At some point in your calculus life, you’ll be asked to find a limit at infinity. Don’t panic. Even when a limit expression looks tricky, you can use a number of techniques to change it so that you can plug in and solve it.
The following practice problems require you to use some of these techniques, including conjugate multiplication, FOILing, finding the least common denominator, simplifying, and canceling.
Practice questions

Evaluate the following limit expression:

Evaluate the following limit expression:
Answers and explanations

The answer is
So, how do you get this answer? First, put the entire expression over 1 so you can use the conjugate trick:
Then FOIL the numerator:
Now simplify the numerator and factor out 16x^{2} inside the radicand:
Pull the 16x^{2} out of the square root; it becomes –4x.
You have to pull a positive out of the radicand (as always), so you pull out negative 4x because when x is negative (which it is as it approaches negative infinity), –4x is positive. Got it?
Now you can cancel and plug in:

The answer is 6.
To find the answer, you start by subtracting the fractions using the LCD of (x – 1)(x + 1) = x^{2} – 1. So:
Now you simplify:
Your answer is the quotient of the coefficients of x^{2} in the numerator and the denominator.
Here’s how that works: If the degrees of the two polynomials are equal, there’s a horizontal asymptote at the number you get when you divide the coefficient of the highest power term in the numerator by the coefficient of the highest power term in the denominator. This number is the answer to the limit as x approaches infinity or negative infinity.
In this case, the coefficients of x^{2} are 6 in the numerator and 1 in the denominator.

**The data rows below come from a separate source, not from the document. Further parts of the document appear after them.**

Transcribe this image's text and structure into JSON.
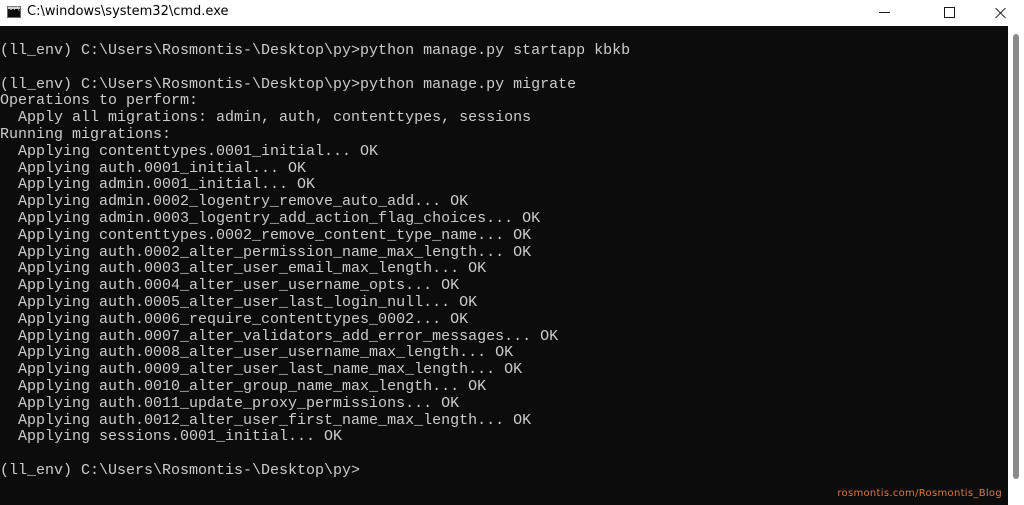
{
  "window": {
    "title": "C:\\windows\\system32\\cmd.exe",
    "icon": "cmd-icon",
    "controls": {
      "minimize": "minimize-icon",
      "maximize": "maximize-icon",
      "close": "close-icon"
    }
  },
  "console": {
    "background": "#0c0c0c",
    "foreground": "#cccccc",
    "lines": [
      "(ll_env) C:\\Users\\Rosmontis-\\Desktop\\py>python manage.py startapp kbkb",
      "",
      "(ll_env) C:\\Users\\Rosmontis-\\Desktop\\py>python manage.py migrate",
      "Operations to perform:",
      "  Apply all migrations: admin, auth, contenttypes, sessions",
      "Running migrations:",
      "  Applying contenttypes.0001_initial... OK",
      "  Applying auth.0001_initial... OK",
      "  Applying admin.0001_initial... OK",
      "  Applying admin.0002_logentry_remove_auto_add... OK",
      "  Applying admin.0003_logentry_add_action_flag_choices... OK",
      "  Applying contenttypes.0002_remove_content_type_name... OK",
      "  Applying auth.0002_alter_permission_name_max_length... OK",
      "  Applying auth.0003_alter_user_email_max_length... OK",
      "  Applying auth.0004_alter_user_username_opts... OK",
      "  Applying auth.0005_alter_user_last_login_null... OK",
      "  Applying auth.0006_require_contenttypes_0002... OK",
      "  Applying auth.0007_alter_validators_add_error_messages... OK",
      "  Applying auth.0008_alter_user_username_max_length... OK",
      "  Applying auth.0009_alter_user_last_name_max_length... OK",
      "  Applying auth.0010_alter_group_name_max_length... OK",
      "  Applying auth.0011_update_proxy_permissions... OK",
      "  Applying auth.0012_alter_user_first_name_max_length... OK",
      "  Applying sessions.0001_initial... OK",
      "",
      "(ll_env) C:\\Users\\Rosmontis-\\Desktop\\py>"
    ]
  },
  "watermark": "rosmontis.com/Rosmontis_Blog",
  "watermark_color": "#e07a3a"
}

So the quotient of the coefficients is
Note that had you plugged in infinity in the original problem, you would have
It may seem strange, but infinity minus infinity does not equal 0.